In general, semiconductors are materials, inorganic or organic, which have the ability to control their conduction depending on chemical structure, temperature, illumination, and presence of dopants. The name semiconductor comes from the fact that these materials have an electrical conductivity between that of a metal, like copper, gold, etc. and an insulator, such as glass. They have an energy gap less than 4eV (about 1eV). In solid-state physics, this energy gap or band gap is an energy range between valence band and conduction band where electron states are forbidden. In contrast to conductors, electrons in a semiconductor must obtain energy (e.g. from ionizing radiation) to cross the band gap and to reach the conduction band. Properties of semiconductors are determined by the energy gap between valence and conduction bands.
Diamond as Semiconductor
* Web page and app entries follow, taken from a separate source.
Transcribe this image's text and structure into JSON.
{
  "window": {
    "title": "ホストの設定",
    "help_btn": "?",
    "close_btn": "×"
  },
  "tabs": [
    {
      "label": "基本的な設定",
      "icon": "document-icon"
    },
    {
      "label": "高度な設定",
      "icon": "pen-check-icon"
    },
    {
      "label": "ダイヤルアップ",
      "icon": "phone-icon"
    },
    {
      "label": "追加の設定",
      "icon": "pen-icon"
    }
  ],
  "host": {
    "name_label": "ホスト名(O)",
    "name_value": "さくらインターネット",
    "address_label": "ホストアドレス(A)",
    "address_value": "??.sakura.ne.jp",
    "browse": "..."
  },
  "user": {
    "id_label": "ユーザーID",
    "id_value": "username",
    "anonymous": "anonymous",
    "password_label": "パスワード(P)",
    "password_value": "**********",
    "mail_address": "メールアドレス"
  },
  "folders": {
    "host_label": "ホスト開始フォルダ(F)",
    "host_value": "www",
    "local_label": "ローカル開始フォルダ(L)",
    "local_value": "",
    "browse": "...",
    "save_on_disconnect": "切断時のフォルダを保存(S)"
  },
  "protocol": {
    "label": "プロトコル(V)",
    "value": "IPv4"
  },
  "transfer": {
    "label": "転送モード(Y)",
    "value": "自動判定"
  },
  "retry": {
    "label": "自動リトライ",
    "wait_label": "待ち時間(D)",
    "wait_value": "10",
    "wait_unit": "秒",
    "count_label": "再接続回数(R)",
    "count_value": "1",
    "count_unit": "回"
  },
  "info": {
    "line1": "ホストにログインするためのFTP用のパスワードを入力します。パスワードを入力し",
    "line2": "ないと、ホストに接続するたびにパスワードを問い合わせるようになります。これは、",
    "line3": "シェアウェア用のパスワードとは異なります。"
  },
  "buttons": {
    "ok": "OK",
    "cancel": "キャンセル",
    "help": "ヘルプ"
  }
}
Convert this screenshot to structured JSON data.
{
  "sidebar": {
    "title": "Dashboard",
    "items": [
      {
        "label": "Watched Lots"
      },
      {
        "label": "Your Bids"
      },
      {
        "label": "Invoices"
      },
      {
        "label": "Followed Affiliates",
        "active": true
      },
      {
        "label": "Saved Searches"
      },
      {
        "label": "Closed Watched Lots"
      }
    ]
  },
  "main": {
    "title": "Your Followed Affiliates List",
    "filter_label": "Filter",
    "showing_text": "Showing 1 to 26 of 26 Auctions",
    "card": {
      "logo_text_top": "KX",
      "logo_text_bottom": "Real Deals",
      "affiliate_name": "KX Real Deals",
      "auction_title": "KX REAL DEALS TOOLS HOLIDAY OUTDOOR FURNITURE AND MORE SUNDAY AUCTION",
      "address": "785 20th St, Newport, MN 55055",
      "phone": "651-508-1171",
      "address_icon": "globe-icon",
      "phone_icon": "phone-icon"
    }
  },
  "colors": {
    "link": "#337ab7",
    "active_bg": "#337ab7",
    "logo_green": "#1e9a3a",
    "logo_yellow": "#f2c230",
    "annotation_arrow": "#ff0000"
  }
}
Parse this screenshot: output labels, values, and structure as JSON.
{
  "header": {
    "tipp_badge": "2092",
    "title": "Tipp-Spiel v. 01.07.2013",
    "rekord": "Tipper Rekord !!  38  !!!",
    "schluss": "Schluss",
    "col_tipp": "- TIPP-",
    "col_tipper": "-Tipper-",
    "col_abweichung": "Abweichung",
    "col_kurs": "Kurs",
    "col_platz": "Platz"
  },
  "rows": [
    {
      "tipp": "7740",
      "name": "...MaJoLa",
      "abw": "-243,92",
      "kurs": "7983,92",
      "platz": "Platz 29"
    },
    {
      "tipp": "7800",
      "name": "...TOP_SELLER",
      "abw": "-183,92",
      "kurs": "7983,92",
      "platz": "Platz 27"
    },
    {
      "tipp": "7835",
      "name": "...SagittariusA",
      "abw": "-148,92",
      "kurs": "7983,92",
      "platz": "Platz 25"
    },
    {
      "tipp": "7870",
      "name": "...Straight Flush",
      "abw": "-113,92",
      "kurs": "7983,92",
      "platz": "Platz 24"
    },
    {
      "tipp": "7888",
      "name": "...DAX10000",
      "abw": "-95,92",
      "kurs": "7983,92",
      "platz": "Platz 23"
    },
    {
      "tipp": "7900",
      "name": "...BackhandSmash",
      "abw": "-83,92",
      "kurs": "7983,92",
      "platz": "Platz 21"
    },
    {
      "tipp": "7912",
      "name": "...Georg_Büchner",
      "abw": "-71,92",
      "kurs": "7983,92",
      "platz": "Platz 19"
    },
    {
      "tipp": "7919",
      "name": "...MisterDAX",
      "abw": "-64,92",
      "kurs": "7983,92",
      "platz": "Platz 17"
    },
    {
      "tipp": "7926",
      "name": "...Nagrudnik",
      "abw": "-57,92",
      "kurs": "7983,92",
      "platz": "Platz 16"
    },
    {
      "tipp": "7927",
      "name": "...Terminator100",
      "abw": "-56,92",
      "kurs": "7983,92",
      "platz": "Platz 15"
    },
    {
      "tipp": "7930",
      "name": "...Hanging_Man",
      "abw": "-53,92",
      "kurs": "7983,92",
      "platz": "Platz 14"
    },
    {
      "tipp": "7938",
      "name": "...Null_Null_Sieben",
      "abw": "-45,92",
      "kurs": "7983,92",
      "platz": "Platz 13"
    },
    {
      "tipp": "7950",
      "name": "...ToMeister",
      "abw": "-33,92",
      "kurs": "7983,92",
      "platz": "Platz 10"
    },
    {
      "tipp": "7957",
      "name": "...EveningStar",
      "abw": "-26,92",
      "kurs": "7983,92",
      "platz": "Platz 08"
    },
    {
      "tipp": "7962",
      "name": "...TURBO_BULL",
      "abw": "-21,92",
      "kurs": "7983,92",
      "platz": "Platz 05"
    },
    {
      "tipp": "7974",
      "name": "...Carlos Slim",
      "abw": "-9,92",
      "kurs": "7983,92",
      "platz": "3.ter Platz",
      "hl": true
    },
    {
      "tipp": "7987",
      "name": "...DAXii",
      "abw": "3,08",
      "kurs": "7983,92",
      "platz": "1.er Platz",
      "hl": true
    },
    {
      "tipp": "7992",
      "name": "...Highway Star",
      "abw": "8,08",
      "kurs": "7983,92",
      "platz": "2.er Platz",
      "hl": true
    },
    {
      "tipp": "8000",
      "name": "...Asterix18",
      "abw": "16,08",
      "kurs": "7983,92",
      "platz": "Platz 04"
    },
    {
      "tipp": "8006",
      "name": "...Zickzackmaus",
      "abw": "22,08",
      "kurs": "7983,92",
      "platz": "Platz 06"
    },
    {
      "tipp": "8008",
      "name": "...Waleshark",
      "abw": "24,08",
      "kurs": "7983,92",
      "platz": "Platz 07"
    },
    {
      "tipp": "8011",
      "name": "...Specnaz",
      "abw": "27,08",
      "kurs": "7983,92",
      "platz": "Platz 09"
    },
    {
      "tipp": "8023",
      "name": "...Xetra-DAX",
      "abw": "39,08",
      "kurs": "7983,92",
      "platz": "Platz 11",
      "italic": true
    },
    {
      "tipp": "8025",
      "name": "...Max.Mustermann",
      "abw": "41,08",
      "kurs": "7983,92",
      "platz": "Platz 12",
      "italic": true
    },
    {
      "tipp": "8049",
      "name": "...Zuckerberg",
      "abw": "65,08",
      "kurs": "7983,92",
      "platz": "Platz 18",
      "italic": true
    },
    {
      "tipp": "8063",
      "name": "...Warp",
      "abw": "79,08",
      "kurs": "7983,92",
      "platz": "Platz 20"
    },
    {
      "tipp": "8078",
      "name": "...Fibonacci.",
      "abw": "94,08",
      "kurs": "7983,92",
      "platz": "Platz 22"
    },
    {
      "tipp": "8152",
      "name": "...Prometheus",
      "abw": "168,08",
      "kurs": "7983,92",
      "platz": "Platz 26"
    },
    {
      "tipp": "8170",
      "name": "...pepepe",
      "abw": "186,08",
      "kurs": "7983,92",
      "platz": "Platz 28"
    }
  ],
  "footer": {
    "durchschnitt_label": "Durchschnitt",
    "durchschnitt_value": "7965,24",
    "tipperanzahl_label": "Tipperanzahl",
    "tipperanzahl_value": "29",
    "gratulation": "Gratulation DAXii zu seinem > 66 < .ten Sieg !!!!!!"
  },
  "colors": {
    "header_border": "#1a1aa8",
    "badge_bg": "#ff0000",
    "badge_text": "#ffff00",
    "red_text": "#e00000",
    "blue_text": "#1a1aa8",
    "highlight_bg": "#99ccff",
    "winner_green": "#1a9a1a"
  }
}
Diamond is a solid form of the element carbon with its atoms arranged in a crystal structure called diamond cubic. Diamonds are also very good electrical insulators which strangely is both useful and problematic for electrical devices. Diamond is a wide-band gap semiconductor (Egap= 5.47 eV) with high potential as an electronic device material in many devices. Diamond detectors have many similarities with silicon detectors, but are expected to offer significant advantages, in particular a high radiation hardness and very low drift currents.